1) Keep The Amount of Tasty Buffet Style Plants at a Minimum– Does are nursing their fawns, and anxious to gain back weight lost during the winter’s freeze, every deer is looking to gorge on high-protein, moisture-rich plants. Think twice about growing large amounts of English ivy, lettuces, beans, peas, hostas, impatients, and pansies. Fruit trees are prime targets too. As Rhonda Massingham Hart points out in her book Deerproofing Your Yard & Garden (Storey), “The sweetness and flavor of strawberries and peaches make them as attractive to deer as they are to people.”
2) Keep the Prime Deer Plants Close to the House- This will ensure you can keep a closer eye on the plant. As a general rule, deer love to dine on anything that’s smooth, tender, and flavorful, including chrysanthemum, clematis, roses, azalea bushes, and various berries.
3) Plant pungent perennials as a natural barrier– Deer rely heavily on their sense of smell for feeding, so adding patches of strongly scented herbs—from garlic and chives, to mint and lavender (left)—can mask the appealing aroma of nearby annuals.
4) Plant thorny, hairy, or prickly foliage- incorporating fuzzy lamb’s ear, barberries, and cleome near the plants you want to protect—and where deer might find entrance into your garden in the first place. See Plants Deer Dislike for a more comprehensive list.
5) Make deer-resistant substitutions– Substitute tulips for daffodils, which is on the no fly list for deer foods. Pick roses that are particularly thorny, including Scotch or rugosa roses. And if you’re looking for flowers that’ll add a certain color or provide a certain function in your outdoor space, consult this list of deer resistant plants from Rutgers University to see what swaps you can make in your garden.
6) Create levels– Deer aren’t avid climbers so adding terraces or sunken beds can discourage them from coming into the yard. If your property is particularly woodsy and sprawling, consider stacking pallets around your property, which deer are afraid to walk or jump on.
7) Don’t underestimate the power of scare tactics– As neophobes, deer fear new, unfamiliar objects. Though they aren’t always attractive, scarecrows, sundials, and other garden ornaments—especially those with movable parts—make deer skittish. Use them in combination with wind chimes or bright lights for added effect.
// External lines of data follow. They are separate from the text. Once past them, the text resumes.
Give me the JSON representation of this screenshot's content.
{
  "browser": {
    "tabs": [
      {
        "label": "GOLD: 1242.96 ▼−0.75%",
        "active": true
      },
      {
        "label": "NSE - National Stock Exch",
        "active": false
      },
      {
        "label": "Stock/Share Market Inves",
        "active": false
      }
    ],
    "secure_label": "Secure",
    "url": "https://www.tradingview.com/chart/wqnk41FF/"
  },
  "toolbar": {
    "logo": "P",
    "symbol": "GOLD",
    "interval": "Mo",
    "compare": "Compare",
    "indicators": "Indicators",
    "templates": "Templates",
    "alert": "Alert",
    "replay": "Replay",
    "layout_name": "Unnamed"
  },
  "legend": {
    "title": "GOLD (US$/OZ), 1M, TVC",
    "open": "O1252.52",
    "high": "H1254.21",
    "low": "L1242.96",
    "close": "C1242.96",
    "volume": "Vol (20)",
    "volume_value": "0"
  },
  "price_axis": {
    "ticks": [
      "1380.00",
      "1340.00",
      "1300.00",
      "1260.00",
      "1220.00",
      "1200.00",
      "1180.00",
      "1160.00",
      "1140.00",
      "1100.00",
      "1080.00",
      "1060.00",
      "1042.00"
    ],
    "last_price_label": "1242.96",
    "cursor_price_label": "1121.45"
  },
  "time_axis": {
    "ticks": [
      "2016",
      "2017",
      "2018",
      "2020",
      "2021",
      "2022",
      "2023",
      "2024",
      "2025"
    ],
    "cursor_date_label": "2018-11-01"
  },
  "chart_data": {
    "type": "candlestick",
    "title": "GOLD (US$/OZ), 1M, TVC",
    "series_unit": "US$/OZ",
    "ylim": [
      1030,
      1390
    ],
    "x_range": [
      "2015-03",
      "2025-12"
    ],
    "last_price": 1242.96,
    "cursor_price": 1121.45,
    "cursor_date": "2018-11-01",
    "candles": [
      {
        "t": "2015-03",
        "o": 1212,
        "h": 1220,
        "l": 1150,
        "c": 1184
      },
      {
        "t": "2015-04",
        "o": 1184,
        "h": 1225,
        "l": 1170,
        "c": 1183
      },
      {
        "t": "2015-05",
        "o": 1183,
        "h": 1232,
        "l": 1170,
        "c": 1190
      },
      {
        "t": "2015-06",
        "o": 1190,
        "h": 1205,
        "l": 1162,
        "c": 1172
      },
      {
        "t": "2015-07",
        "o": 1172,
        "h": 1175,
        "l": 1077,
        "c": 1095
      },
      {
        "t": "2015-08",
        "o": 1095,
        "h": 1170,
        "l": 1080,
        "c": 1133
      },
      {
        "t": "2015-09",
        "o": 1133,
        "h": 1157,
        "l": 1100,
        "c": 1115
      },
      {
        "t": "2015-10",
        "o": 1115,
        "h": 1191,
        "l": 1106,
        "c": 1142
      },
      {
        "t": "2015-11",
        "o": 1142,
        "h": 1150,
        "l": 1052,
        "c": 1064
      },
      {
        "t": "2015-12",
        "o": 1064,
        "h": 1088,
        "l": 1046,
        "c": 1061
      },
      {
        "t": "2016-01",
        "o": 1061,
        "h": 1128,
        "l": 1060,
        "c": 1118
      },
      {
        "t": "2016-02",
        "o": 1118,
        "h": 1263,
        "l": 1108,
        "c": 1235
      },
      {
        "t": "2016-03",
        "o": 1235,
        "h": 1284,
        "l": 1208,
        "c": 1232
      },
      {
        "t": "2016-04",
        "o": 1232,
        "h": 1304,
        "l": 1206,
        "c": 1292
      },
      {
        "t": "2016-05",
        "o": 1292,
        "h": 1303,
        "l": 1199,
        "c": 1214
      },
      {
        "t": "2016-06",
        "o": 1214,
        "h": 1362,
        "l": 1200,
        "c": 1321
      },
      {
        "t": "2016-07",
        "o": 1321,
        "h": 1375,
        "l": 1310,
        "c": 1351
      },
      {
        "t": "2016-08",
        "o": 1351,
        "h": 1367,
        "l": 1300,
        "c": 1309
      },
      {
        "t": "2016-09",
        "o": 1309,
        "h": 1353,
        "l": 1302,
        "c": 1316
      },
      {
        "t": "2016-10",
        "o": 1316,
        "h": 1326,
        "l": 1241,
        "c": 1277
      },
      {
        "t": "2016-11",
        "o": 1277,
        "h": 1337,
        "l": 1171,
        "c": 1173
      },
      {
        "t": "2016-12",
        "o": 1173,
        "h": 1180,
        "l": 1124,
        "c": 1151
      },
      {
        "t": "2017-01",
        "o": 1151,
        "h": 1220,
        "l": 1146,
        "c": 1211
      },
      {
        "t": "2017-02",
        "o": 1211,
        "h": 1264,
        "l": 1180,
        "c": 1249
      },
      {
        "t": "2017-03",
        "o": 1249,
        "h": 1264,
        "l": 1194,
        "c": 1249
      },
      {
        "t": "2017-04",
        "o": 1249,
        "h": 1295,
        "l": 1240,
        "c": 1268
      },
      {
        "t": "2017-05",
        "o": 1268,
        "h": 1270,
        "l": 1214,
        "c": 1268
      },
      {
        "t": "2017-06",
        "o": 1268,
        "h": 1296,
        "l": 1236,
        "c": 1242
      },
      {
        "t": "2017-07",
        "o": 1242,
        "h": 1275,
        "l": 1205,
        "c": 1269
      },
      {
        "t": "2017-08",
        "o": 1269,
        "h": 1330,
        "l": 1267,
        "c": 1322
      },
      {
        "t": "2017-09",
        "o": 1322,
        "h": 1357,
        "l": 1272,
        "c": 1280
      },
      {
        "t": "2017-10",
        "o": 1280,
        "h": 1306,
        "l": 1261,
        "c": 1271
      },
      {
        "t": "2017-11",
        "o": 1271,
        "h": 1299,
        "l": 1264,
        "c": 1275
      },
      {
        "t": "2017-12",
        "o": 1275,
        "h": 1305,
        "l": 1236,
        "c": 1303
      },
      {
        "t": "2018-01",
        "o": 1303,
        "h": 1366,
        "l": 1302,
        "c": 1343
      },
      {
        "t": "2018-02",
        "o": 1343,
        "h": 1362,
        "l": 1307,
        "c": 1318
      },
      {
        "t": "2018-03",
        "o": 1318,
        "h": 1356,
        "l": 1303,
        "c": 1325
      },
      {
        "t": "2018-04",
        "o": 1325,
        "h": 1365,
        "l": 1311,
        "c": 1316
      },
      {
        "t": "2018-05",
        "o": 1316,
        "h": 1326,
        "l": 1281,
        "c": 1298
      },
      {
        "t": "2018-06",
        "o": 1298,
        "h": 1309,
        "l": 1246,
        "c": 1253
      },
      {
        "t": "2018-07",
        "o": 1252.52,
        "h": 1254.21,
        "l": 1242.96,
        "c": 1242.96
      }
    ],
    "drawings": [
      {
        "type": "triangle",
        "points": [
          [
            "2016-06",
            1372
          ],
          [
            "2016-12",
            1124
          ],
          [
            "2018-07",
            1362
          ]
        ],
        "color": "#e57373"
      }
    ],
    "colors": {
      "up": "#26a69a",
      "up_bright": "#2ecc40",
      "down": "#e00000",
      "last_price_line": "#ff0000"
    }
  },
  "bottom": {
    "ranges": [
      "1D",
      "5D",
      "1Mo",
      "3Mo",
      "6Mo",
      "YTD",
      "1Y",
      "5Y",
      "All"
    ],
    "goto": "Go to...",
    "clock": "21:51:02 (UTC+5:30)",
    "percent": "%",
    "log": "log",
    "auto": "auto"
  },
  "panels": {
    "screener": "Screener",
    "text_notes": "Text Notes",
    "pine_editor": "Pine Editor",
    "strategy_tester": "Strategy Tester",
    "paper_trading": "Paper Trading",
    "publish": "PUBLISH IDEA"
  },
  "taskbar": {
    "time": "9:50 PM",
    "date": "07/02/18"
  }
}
8) Wrap new plantings– Placing netting over fruit, bulbs, and bushes. Use garden nets from Vexar, tree protectors from Tubex, or plastic tree wrap to physically bar deer from feasting on your firs.
9) Use a lot of homespun repellents to keep deer guessing– Some gardeners swear by hanging fabric softener strips and/or wrapped bars of soap from trees, both of which can confuse a deer’s sense of smell. Others point to using hot pepper sprays, garlic and rotten egg mixtures, ammonia-soaked rags, and bags of hair and/or blood meal around the garden for the same reason. As with commercial repellents, the trick is to switch things up, learning by trial and error, for maximum efficiency. Check out this tutorial on deer-proofing shrubs with Roger Cook. And experiment with deer juice, a tried-and-true recipe shared by TOH design director Amy Rosenfeld.
10) String fishing line around prized plants– Relatively cheap and easy when compared to putting up a fence, string a line of monofilament around your beds within the deer feeding zone—ideally two to three feet above ground. Just as deer can’t comprehend the concept of glass, this clear, taut barrier also confuses deer, ultimately causing them to flee.
This list was adapted from a much larger one posted here: How To Keep Your Deer Out Of The Garden